Thursday, April 1, 2021

Review: Yang Warriors

Cover image of Yang Warriors. A group of children stand near the fence of the refugee camp

Yang Warriors

Author: Kao Kalia Yang

Illustrator: Billy Thao

Publisher: University of Minnesota Press

Pages: 40

Review copy: Digital ARC via Netgalley

Availability: April 13, 2021

Summary: In this inspiring picture book, fierce and determined children confront the hardships of Ban Vinai refugee camp, where Kao Kalia Yang lived as a child. Accompanied by the evocative and rich cultural imagery of debut illustrator Billy Thao, the warriors’ secret mission shows what feats of compassion and courage children can perform, bringing more than foraged greens back to the younger children and to their elders. In this unforgiving place, with little to call their own, these children are the heroes, offering gifts of hope and belonging in a truly unforgettable way.

My review: Kao Kalia Yang has put the perfect words together to whisk readers back in time right into her memories. She shares about her young cousins training together each day so they would be ready when needed. They had both physical and mental exercises and their chosen leader was one of the smaller children. He was chosen because he was the most passionate about their training and believed in them the most. He had a heart for everyone and for the work they were doing. One of my favorite illustrations is this tiny boy standing with his hands on his hips. The shadow that he casts is a large one and it is also shaped like the heart motif that is often found in Hmong textiles and jewelry. It's just one of the many wonderful ways Billy Thao's artwork supports the story. 
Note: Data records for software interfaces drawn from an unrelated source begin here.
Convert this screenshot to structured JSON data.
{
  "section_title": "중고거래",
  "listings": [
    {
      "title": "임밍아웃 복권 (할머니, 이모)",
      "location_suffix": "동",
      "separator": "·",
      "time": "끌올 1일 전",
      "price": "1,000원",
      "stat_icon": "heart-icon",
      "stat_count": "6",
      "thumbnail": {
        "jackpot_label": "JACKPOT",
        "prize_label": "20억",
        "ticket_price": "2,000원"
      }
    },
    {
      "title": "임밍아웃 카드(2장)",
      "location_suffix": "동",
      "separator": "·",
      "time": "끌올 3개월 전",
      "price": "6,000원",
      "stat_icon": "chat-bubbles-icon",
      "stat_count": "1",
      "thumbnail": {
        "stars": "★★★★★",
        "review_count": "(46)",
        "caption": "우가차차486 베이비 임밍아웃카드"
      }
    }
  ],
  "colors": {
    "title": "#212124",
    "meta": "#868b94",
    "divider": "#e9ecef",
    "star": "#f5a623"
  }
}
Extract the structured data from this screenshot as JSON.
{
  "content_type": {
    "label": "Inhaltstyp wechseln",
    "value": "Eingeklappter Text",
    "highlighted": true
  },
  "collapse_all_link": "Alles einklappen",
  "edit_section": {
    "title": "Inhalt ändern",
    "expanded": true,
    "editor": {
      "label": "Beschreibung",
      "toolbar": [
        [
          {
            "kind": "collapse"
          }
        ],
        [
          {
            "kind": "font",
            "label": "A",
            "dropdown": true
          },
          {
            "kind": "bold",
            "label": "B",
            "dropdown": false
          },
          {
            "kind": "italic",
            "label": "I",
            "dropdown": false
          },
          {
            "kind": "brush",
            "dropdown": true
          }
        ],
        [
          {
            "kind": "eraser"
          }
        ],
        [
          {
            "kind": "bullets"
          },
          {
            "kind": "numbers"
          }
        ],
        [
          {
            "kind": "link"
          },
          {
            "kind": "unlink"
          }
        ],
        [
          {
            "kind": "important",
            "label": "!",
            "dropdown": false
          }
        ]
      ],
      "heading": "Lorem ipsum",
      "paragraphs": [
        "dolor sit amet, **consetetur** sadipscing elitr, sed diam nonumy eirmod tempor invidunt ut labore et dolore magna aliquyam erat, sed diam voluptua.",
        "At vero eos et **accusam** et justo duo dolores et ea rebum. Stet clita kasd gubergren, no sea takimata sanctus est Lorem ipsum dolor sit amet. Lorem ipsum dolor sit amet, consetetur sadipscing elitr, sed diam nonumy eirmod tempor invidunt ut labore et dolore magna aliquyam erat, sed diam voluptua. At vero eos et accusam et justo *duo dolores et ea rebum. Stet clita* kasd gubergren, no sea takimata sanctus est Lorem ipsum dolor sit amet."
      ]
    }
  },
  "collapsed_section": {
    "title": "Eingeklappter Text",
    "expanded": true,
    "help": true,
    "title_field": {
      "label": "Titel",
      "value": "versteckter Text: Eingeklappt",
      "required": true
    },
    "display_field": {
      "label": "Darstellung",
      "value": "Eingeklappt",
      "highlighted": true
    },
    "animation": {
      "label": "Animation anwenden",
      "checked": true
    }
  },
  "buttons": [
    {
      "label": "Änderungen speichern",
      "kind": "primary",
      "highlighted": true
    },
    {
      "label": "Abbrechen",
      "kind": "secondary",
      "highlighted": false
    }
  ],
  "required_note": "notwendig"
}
The Yang Warriors had many reasons to train. There were Thai guards, other children who wanted space in the camp, and there were lonely ghosts. They knew there was danger around them, but they also knew they wanted to be prepared for anything. Young readers will likely connect with these creative and empathic children who did more than simply survive in this challenging situation. They taught each other and challenged each other in many ways. 

As with many of Kao Kalia Yang's stories, readers will also feel the boundless familial love within the words. Several of her adult and children's books are love letters to her grandmother and parents, but with this book, we get to see love for her sister and cousins. 
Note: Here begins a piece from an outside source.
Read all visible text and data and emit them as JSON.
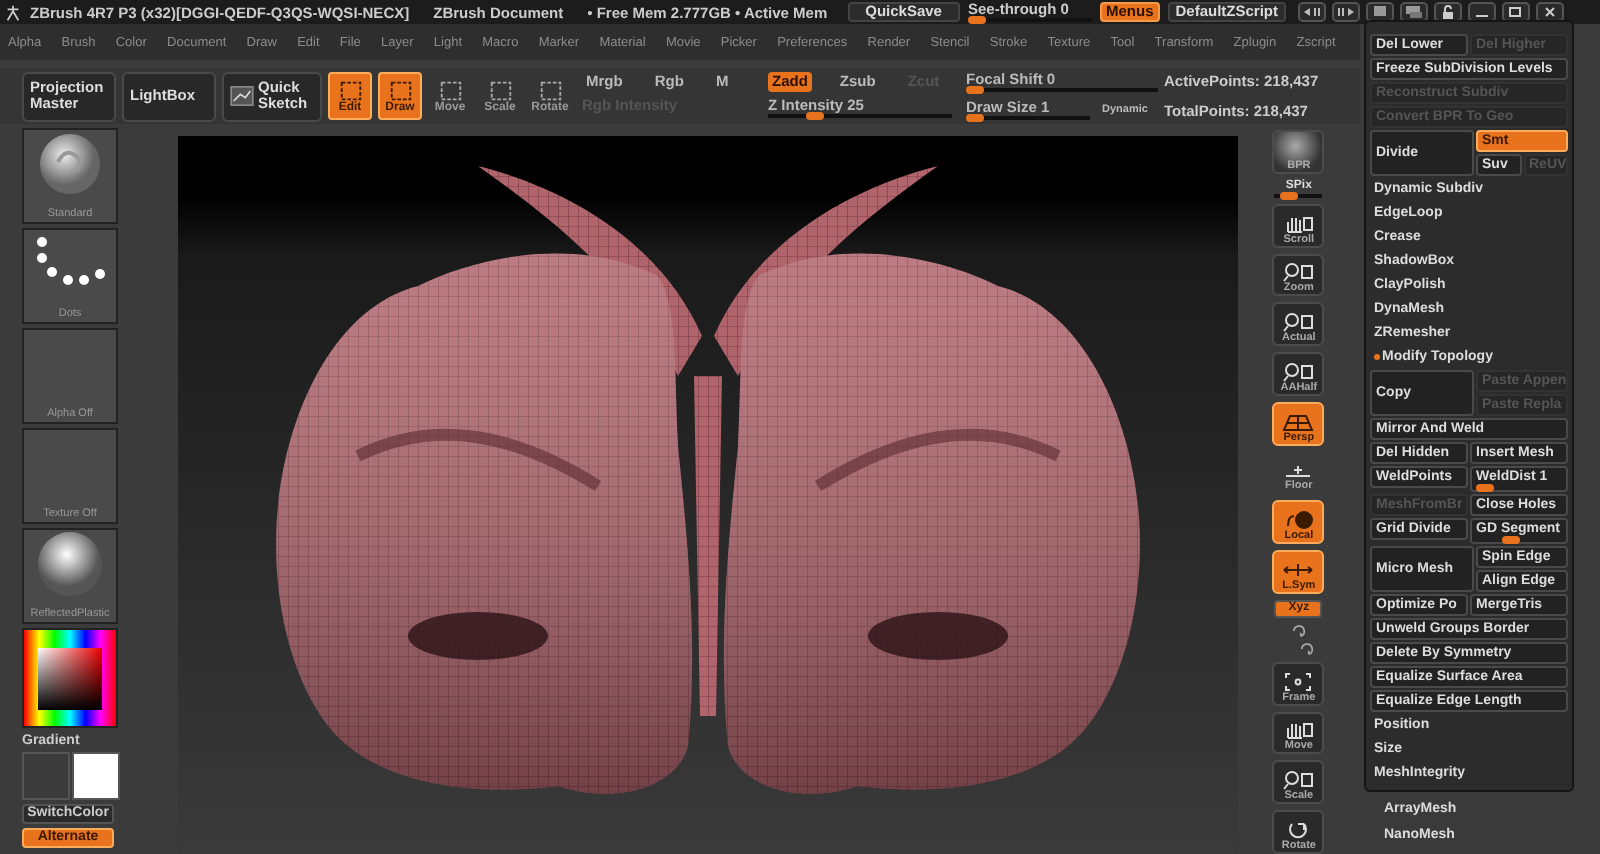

Yang and Thao each provide wonderful notes at the end of the book that include a little more information about the refugee camp experience and Hmong culture. 
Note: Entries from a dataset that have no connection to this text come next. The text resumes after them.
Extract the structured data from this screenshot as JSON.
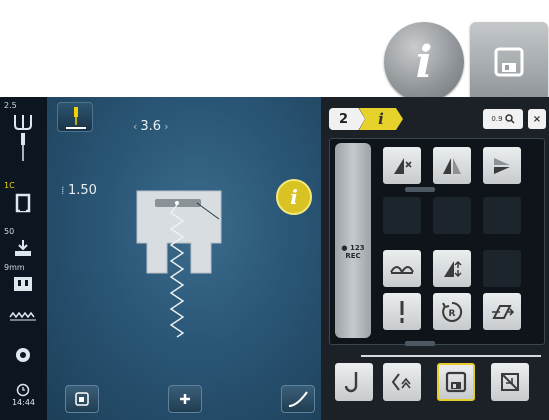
{
  "header_buttons": {
    "info_label": "i"
  },
  "left_bar": {
    "needle_value": "2.5",
    "position_value": "1C",
    "presser_value": "50",
    "feed_value": "9mm",
    "time": "14:44"
  },
  "stitch_view": {
    "stitch_width": "3.6",
    "stitch_length": "1.50",
    "info_label": "i"
  },
  "panel": {
    "breadcrumb": [
      "2",
      "i"
    ],
    "zoom_label": "0.9",
    "close_label": "×",
    "rec_label": "REC",
    "rec_small": "123"
  },
  "colors": {
    "screen_bg": "#153043",
    "accent_yellow": "#e6cc2c",
    "panel_bg": "#1b2126"
  },
  "icons": [
    "info-icon",
    "save-icon",
    "needle-stop-icon",
    "stitch-width-icon",
    "stitch-length-icon",
    "mirror-horizontal-icon",
    "mirror-vertical-icon",
    "balance-icon",
    "pattern-end-icon",
    "pattern-extend-icon",
    "rotate-icon",
    "tie-off-icon",
    "back-step-icon",
    "memory-save-icon",
    "delete-icon",
    "needle-icon",
    "presser-foot-icon",
    "feed-dog-icon",
    "clock-icon"
  ]
}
Recommendation: This is truly a book for anyone. It should find a place in any library and I am excited to have it available for my students in the near future.

No comments:

Post a Comment